▶ [ACTIVITY]:
All of the data below should be printed again exactly, pictures excluded.

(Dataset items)

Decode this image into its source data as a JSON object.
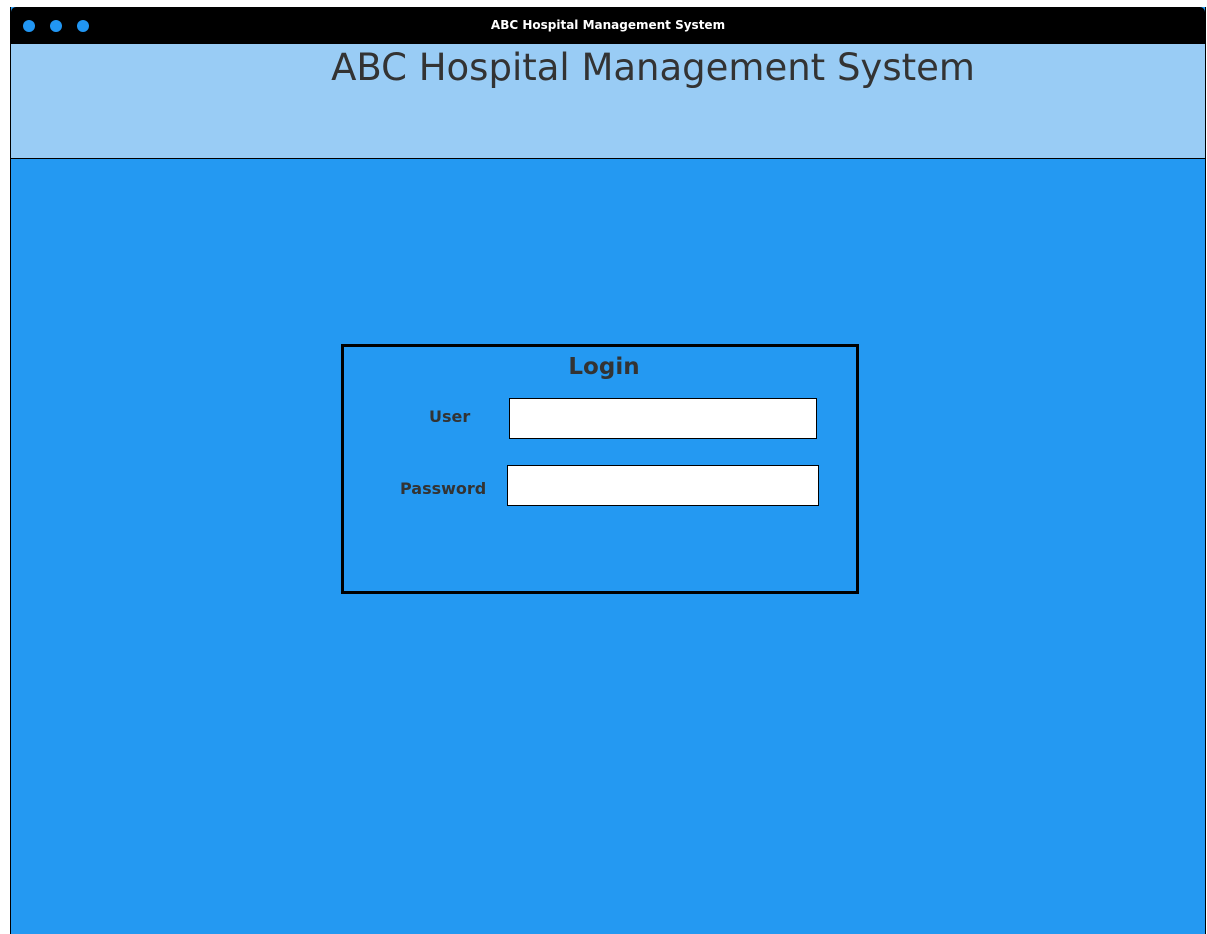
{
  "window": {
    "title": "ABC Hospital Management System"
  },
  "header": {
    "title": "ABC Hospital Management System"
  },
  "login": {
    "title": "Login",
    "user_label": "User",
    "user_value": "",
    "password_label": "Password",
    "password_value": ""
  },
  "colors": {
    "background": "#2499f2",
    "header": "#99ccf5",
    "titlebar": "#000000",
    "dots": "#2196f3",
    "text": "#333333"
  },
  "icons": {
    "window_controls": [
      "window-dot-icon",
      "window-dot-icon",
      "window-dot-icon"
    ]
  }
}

▶ [EXERCISE RESPONSE]:
Decode this image into its source data as a JSON object.
{
  "window": {
    "title": "ABC Hospital Management System"
  },
  "header": {
    "title": "ABC Hospital Management System"
  },
  "login": {
    "title": "Login",
    "user_label": "User",
    "user_value": "",
    "password_label": "Password",
    "password_value": ""
  },
  "colors": {
    "background": "#2499f2",
    "header": "#99ccf5",
    "titlebar": "#000000",
    "dots": "#2196f3",
    "text": "#333333"
  },
  "icons": {
    "window_controls": [
      "window-dot-icon",
      "window-dot-icon",
      "window-dot-icon"
    ]
  }
}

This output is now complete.